ACTIVITY: Filter the entries below down to the lines that hold "JSON".

[Page and application data records]

= = =

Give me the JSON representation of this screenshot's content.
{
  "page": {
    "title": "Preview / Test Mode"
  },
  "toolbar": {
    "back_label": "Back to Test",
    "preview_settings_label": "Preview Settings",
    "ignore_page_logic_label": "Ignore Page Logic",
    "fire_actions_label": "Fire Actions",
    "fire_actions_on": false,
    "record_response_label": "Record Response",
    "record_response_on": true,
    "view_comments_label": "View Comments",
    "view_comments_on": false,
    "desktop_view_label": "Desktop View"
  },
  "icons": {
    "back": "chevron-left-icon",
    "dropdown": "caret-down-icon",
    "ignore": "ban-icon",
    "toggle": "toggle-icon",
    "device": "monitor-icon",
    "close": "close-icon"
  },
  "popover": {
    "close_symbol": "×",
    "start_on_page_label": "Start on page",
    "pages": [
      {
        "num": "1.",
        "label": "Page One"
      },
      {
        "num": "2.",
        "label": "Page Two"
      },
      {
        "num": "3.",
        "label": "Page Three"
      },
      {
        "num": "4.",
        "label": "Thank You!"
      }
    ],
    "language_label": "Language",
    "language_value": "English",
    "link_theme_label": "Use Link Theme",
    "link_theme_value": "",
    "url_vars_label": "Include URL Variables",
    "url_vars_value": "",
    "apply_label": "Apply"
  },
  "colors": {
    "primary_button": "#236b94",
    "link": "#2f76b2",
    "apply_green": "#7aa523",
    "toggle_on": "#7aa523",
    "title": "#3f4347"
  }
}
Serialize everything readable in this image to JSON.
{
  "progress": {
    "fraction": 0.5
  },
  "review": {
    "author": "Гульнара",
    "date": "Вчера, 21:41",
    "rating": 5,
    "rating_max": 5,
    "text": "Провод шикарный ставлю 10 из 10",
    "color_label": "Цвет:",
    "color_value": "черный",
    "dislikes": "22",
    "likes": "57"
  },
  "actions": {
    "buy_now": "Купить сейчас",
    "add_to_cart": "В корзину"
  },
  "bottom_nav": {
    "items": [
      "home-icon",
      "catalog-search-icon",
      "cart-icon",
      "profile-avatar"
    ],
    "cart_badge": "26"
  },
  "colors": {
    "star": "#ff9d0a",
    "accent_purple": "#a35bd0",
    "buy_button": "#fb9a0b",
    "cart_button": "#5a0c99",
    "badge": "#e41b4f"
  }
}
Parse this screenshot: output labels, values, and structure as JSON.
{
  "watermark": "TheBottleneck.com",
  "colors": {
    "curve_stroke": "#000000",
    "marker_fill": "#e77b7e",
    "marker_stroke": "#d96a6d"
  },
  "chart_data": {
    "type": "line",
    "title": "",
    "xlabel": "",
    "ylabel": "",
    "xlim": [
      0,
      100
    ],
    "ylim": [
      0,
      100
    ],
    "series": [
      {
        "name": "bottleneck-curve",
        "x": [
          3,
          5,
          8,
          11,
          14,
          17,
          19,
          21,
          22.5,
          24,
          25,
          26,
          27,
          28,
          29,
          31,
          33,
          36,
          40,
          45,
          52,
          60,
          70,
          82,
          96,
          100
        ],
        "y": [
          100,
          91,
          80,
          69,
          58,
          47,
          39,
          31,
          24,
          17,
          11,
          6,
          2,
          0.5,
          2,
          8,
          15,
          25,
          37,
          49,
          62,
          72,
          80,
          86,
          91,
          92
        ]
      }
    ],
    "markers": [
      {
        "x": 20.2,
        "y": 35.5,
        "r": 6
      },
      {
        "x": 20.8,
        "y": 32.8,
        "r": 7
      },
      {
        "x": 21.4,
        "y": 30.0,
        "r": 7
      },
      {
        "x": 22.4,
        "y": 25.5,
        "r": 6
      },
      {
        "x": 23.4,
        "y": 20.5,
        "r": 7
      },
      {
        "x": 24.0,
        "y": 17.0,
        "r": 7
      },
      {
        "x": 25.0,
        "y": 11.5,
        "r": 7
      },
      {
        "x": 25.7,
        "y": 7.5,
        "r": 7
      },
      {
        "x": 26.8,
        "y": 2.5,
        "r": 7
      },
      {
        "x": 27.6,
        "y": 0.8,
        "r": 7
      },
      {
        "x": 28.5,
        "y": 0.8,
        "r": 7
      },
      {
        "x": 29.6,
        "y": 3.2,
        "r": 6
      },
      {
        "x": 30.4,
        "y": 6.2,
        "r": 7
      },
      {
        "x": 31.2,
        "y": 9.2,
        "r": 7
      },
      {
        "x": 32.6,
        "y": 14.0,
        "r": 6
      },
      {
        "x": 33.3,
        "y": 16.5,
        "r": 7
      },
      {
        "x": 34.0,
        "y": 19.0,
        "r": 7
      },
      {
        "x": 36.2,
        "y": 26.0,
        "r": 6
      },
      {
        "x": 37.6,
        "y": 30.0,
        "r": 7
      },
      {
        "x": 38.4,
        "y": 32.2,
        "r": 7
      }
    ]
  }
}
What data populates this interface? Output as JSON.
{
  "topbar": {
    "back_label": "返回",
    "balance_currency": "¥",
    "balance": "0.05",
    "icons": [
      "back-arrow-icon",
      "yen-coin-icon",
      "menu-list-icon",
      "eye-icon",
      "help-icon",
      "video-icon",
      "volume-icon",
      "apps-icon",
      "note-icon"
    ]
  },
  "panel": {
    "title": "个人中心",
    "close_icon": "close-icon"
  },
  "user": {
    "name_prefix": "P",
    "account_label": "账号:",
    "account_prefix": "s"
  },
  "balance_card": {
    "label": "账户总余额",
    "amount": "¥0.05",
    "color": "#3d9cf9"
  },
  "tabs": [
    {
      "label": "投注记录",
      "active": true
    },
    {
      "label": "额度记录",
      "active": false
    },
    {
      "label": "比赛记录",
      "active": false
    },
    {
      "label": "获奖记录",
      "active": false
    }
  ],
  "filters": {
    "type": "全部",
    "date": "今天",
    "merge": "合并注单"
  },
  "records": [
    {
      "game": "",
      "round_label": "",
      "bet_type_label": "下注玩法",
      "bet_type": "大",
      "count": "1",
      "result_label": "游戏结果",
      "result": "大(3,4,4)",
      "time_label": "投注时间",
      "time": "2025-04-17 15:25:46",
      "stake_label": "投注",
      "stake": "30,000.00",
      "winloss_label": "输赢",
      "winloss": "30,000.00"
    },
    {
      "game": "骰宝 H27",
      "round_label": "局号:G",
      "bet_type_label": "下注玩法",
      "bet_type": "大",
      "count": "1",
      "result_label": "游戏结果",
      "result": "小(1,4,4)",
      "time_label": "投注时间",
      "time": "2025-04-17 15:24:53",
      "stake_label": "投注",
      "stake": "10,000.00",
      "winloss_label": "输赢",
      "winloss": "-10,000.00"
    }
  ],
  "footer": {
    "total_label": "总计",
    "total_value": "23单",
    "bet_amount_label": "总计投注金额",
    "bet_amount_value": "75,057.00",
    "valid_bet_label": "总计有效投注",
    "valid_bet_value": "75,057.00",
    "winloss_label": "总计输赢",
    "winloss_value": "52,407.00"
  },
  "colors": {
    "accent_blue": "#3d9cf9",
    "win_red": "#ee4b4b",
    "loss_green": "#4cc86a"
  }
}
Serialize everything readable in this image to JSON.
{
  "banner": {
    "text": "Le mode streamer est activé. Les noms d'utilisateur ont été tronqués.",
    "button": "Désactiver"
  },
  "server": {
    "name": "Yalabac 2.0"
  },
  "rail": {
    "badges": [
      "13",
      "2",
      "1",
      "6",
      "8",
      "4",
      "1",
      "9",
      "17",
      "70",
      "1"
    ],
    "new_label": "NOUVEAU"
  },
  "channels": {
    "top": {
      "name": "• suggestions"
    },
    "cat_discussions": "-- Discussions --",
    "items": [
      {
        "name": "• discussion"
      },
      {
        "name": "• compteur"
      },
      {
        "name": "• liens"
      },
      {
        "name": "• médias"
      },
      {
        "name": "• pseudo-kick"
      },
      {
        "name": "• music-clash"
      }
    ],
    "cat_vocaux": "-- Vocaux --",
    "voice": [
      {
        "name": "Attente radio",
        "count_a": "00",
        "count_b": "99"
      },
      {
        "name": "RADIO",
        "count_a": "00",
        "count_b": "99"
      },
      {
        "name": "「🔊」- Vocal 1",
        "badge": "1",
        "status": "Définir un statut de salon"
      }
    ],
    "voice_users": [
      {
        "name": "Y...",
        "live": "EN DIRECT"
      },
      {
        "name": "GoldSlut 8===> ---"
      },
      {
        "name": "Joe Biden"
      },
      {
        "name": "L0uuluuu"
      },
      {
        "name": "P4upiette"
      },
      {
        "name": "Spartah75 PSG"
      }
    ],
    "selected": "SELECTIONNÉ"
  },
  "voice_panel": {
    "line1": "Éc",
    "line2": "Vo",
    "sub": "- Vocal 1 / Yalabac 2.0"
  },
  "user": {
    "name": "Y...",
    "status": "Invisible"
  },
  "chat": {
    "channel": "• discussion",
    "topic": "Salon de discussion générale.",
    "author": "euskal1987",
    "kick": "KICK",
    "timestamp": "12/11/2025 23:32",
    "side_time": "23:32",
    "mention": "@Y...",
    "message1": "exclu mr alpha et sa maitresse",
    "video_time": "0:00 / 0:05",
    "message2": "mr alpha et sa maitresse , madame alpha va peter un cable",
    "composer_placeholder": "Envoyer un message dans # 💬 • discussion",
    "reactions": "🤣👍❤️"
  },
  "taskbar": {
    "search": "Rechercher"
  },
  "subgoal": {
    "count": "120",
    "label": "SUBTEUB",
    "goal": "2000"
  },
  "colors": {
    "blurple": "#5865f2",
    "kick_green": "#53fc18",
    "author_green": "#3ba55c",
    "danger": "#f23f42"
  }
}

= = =

RESULT OF THE TASK:
Give me the JSON representation of this screenshot's content.
Serialize everything readable in this image to JSON.
Parse this screenshot: output labels, values, and structure as JSON.
What data populates this interface? Output as JSON.
Serialize everything readable in this image to JSON.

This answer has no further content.